For example, those with conservative temperaments often value: social belonging and institutions, preparing, conserving energies, giving service, being decisive, obligation, step-by-step order, responsibility, routine policies, stable, sensible rules and standards, practicality. They most often hold jobs, and provide services to our society, in ways that allow them express those traits (engineers, military, civic servants, etc).

By contrast, those with an opposite suite of temperament traits respond differently to situations. As an illustration, rather than being decisive, a scientist must be experimental; rather than following routine patterns, architects/designers must be able to incorporate newly invented technologies and materials into their original creations and innovations. This list goes on and on.

Today we have many pundits “whipping up their base” by claiming that unless we vote a certain or support a certain ideology, we will all have to live in the horrible world of the “other”. They use our invisible cognitive heuristics, human tendencies, and temperaments to keep us fighting amongst ourselves (while they laugh all the way to the bank).

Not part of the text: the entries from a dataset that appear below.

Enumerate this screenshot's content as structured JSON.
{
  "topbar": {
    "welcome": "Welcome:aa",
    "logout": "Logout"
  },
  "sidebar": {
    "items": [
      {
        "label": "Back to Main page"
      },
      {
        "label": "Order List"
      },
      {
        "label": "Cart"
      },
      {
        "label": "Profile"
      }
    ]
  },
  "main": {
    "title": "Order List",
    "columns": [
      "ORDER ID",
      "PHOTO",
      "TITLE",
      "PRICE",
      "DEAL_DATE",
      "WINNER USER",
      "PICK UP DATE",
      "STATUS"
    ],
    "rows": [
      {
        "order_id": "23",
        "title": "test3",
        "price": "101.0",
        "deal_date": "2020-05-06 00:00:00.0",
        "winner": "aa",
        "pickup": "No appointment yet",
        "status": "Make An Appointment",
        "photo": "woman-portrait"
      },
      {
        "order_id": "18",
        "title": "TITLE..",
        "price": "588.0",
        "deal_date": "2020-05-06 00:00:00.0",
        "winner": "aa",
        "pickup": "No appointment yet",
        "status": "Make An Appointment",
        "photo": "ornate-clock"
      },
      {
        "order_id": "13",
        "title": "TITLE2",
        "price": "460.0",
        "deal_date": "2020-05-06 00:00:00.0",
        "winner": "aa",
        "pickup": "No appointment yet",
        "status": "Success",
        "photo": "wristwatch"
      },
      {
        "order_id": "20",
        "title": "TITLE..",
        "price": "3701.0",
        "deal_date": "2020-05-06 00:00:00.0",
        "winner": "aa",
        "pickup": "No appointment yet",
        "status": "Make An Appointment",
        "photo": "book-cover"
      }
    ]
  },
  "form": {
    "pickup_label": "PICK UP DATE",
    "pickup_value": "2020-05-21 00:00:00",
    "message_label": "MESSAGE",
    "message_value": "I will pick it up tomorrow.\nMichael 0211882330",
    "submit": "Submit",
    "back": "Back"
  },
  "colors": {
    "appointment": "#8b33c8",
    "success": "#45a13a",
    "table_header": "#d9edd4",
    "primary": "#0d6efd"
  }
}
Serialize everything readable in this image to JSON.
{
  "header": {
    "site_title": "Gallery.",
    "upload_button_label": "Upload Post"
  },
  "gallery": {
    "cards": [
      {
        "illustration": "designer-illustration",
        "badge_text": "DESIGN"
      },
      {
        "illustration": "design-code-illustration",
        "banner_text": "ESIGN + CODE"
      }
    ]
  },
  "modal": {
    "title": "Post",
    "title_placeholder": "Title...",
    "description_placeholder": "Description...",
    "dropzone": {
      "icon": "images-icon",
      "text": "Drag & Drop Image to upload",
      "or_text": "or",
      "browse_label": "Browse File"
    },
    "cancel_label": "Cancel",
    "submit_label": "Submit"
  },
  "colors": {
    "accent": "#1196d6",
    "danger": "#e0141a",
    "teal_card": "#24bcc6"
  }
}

We have wised up and are making efforts to no longer allow ourselves to be divided by race, religion, gender, etc. But, I submit that the powerful have found another way to exploit our numerically predictable differences in order to divide and conquer. They are relying on our inability to figure out their game, and to work together. The truth is that we need each other, and that progress and good things happen when we collaborate –by respecting the inherent dignity and value of each person.

3
Douglas Eby

Dr. Aron comments above that “being emotionally reactive can be difficult, but it actually helps to motivate a person to think more” – that is an intriguing idea. She also notes “HSPs are all creative by definition, because we process things so thoroughly and notice so many subtleties and emotional meanings that we can easily put two unusual things together. – From my article: “Elaine Aron on the trait of high sensitivity” [with videos] http://highlysensitive.org/46/video-elaine-aron-on-the-trait-of-high-sensitivity/

1
Armando Salgado

Nice article but I highly disagree with it.

0
Whirled Peas

Anyone who is a HSP does not need to take a test to know it (they have been very aware of it all of their lives : )

0

login or signup to post a comment